Web page and app entries:
◆ ◆ ◆ ◆ ◆ ◆ ◆
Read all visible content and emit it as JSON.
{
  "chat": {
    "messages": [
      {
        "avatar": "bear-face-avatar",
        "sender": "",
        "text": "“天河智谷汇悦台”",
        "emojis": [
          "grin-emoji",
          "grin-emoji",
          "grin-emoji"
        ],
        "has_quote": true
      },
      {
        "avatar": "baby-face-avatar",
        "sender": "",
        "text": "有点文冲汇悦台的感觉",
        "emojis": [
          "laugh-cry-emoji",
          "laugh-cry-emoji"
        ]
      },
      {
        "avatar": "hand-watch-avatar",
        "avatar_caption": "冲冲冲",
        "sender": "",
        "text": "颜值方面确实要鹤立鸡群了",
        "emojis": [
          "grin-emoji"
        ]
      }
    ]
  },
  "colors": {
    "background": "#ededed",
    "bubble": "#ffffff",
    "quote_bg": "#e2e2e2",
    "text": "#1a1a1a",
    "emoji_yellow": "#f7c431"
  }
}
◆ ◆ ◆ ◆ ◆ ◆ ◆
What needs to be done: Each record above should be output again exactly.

Answer to this task:
Read all visible content and emit it as JSON.
{
  "chat": {
    "messages": [
      {
        "avatar": "bear-face-avatar",
        "sender": "",
        "text": "“天河智谷汇悦台”",
        "emojis": [
          "grin-emoji",
          "grin-emoji",
          "grin-emoji"
        ],
        "has_quote": true
      },
      {
        "avatar": "baby-face-avatar",
        "sender": "",
        "text": "有点文冲汇悦台的感觉",
        "emojis": [
          "laugh-cry-emoji",
          "laugh-cry-emoji"
        ]
      },
      {
        "avatar": "hand-watch-avatar",
        "avatar_caption": "冲冲冲",
        "sender": "",
        "text": "颜值方面确实要鹤立鸡群了",
        "emojis": [
          "grin-emoji"
        ]
      }
    ]
  },
  "colors": {
    "background": "#ededed",
    "bubble": "#ffffff",
    "quote_bg": "#e2e2e2",
    "text": "#1a1a1a",
    "emoji_yellow": "#f7c431"
  }
}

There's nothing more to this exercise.